iHire finds employer branding compromised.

Unbranded.

According to iHire‘s 2019 Employer Branding Pulse Survey, 39.1 per cent of US companies do not have an employer branding strategy. Further, 20.1 per cent of respondents were “unsure” of their branding efforts – signalling a market need for guidance on building, promoting, and maintaining a positive employer brand.

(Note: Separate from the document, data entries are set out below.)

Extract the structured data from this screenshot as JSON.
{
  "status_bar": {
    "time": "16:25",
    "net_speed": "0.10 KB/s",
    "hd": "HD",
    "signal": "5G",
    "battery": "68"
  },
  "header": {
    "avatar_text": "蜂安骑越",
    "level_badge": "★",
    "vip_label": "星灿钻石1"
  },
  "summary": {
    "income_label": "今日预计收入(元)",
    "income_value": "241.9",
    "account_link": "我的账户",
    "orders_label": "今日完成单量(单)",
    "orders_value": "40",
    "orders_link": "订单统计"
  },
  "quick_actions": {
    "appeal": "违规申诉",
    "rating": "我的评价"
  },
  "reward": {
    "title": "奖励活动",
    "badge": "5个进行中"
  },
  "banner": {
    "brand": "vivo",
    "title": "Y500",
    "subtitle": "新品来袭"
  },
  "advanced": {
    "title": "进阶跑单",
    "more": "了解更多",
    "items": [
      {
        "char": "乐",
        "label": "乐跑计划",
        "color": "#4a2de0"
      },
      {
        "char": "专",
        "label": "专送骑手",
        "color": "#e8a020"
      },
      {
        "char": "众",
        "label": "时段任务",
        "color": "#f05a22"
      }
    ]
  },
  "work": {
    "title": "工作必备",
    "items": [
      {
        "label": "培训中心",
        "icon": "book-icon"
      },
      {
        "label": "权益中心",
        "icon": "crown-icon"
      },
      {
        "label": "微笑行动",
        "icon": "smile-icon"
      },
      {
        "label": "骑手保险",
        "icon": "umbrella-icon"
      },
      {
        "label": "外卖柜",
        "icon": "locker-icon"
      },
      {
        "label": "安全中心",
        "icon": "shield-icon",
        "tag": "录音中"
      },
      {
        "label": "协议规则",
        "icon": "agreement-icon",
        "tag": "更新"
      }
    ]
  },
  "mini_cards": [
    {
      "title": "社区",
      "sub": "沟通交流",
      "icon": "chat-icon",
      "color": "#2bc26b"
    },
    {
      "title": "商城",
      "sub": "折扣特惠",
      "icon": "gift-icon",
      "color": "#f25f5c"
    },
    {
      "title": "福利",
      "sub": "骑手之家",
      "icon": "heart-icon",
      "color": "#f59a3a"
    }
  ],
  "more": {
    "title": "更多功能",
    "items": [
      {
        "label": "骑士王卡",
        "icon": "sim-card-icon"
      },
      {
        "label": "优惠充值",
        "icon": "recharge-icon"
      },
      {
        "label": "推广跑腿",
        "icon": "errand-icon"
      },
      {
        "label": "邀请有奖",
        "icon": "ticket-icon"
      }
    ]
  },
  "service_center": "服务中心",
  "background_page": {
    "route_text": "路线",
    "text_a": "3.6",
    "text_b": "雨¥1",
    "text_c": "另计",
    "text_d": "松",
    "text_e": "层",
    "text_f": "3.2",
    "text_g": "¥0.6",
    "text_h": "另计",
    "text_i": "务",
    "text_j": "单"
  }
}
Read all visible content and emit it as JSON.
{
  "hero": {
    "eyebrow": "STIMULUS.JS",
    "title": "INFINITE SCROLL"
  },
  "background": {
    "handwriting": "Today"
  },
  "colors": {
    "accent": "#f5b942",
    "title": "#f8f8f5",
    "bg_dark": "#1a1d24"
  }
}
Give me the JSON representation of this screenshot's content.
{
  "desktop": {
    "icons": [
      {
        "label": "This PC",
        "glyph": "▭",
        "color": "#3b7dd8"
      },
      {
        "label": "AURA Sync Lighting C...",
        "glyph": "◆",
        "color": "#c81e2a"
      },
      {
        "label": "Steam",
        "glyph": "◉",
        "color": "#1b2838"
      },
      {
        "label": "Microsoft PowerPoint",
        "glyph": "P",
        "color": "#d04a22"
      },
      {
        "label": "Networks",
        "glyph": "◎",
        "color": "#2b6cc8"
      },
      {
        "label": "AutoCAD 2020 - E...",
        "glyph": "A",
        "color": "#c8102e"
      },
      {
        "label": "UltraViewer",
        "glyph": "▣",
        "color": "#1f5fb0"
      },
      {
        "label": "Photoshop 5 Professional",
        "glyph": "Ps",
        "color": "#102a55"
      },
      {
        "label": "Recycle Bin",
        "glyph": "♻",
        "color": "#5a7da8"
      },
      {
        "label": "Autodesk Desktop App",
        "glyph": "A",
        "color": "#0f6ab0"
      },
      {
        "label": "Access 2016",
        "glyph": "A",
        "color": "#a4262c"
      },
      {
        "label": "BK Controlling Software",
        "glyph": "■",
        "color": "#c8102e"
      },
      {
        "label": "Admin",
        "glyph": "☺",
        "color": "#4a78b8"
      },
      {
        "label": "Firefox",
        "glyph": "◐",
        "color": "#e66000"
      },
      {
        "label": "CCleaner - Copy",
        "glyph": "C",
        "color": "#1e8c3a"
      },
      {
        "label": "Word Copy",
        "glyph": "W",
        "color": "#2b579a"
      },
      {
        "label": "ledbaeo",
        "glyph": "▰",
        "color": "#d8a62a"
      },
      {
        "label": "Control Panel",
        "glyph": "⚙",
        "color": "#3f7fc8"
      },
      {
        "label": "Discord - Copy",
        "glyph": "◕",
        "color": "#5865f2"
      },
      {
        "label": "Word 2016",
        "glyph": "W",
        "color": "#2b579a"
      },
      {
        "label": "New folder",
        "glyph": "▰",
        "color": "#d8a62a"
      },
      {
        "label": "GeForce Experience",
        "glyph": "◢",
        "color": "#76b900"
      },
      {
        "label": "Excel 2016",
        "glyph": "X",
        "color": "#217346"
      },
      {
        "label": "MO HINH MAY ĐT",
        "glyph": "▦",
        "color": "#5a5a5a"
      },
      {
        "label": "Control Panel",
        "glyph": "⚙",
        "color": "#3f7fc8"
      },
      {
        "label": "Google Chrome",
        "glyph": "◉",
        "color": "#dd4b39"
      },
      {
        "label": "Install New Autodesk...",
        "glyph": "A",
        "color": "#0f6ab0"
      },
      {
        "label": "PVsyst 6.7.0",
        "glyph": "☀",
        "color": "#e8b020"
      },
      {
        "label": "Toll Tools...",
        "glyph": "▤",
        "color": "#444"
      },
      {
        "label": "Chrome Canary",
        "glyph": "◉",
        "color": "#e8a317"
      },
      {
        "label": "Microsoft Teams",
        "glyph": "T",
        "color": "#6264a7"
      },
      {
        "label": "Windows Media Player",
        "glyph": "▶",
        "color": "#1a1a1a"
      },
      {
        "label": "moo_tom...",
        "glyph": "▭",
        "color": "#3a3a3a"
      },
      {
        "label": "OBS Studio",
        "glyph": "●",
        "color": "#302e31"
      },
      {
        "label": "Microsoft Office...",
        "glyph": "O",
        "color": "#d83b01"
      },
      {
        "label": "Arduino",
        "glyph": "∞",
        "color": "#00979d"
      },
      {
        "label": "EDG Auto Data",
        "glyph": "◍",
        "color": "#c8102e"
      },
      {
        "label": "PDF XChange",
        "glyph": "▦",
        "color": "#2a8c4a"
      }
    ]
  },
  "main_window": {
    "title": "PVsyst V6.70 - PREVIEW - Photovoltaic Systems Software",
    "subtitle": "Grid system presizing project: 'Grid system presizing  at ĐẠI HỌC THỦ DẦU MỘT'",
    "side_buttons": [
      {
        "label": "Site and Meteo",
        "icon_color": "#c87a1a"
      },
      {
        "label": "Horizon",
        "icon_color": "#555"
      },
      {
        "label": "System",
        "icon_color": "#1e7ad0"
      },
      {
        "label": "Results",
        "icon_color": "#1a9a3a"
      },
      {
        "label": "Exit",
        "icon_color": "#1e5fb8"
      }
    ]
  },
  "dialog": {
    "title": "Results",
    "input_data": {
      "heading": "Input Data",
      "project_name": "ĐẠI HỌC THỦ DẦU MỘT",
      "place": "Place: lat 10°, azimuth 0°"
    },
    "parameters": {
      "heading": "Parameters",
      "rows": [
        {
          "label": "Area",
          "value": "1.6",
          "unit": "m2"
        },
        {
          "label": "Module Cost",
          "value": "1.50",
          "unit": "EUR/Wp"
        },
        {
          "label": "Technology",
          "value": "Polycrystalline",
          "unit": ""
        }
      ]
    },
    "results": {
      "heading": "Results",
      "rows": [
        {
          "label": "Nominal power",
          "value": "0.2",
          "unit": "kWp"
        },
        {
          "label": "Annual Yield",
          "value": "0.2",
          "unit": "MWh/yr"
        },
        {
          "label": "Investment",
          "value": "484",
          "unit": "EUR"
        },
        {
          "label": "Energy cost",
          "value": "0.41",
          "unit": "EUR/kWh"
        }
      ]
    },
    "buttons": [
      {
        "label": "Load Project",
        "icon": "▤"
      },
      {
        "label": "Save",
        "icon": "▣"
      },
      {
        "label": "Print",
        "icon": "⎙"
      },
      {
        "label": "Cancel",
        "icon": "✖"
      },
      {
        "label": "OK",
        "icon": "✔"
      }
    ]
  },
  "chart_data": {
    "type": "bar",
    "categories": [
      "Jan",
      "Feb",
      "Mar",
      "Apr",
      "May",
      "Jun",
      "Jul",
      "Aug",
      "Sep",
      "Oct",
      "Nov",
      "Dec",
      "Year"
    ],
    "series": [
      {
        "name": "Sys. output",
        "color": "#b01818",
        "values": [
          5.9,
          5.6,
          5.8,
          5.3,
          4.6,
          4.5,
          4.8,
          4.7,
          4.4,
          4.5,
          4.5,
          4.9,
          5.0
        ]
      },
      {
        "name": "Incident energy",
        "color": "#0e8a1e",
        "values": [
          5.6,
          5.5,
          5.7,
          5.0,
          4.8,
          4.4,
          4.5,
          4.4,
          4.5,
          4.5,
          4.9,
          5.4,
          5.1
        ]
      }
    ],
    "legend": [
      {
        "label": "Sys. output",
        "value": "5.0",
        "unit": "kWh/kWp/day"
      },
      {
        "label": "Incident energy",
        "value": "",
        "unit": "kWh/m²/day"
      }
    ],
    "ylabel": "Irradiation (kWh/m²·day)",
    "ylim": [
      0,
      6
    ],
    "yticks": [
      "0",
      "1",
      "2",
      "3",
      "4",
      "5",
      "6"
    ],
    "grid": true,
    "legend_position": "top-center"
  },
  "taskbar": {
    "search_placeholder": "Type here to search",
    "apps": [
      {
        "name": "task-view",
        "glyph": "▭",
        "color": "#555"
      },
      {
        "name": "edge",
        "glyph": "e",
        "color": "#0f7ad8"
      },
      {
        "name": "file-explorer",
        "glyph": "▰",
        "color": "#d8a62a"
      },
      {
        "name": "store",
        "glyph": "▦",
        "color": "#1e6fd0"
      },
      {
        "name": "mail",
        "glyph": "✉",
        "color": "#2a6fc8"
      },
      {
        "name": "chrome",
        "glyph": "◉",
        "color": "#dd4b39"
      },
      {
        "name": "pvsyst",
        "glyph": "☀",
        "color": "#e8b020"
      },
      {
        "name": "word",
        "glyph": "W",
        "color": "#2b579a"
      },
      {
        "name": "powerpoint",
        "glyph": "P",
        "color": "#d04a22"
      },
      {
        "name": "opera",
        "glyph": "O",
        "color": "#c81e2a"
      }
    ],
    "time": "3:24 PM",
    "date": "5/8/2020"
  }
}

Although just 40.7 per cent of organisations surveyed had a branding strategy, that group understood the value of a strong employer brand: 51.7 per cent said employer branding is critical to recruiting top talent, 30.1 per cent said it’s critical to retaining top talent, 51.2 per cent said it supports their broader marketing efforts, and 41.2 per cent said it builds credibility and trust with internal and external stakeholders. Further, companies with a branding strategy are relying on a mix of channels to communicate their identity, with social media, company homepages, external job postings, company career pages, and marketing collateral emerging as the top five most popular channels.

“An extremely competitive job market requires employers to make extra efforts to stand out from the competition if they want to recruit and retain top talent,” said Steve Flook, president and CEO, iHire. “That’s why employer brand – the perception of an organisation held by current and potential employees – has become so important.”

Survey responses from those without a strategy or unsure of their initiatives confirmed that the concept of employer branding remains somewhat ambiguous to a number of hiring professionals. When asked why they hadn’t created an employer branding strategy, 39.8 per cent of respondents said they didn’t know enough about employer branding in general, 24 per cent said they had never heard of employer branding, and 28 per cent said they are too small of a company. Other popular answers included a lack of budget, infrequent hiring, and a shortage of staff and/or resources.

“Every company has an employer brand, whether they’ve intentionally created it or not,” Flook continued. “However, building and promoting that brand is not contingent on size, budget, resources, or hiring needs. We hope our research and advice will help employers enhance their branding efforts to attract qualified candidates, establish trust with job applicants, and boost their overall reputation.”

A total of 688 US employers responded to iHire’s survey in June 2019. Surveys were sent to its database of members and non-members across 56 industries.

 

For more insights from iHire’s 2019 Employer Branding Pulse Survey, download the free eBook, “Employer Branding Demystified.”

 

This website uses cookies to improve your experience. We'll assume you're ok with this, but you can opt-out if you wish. Accept Read More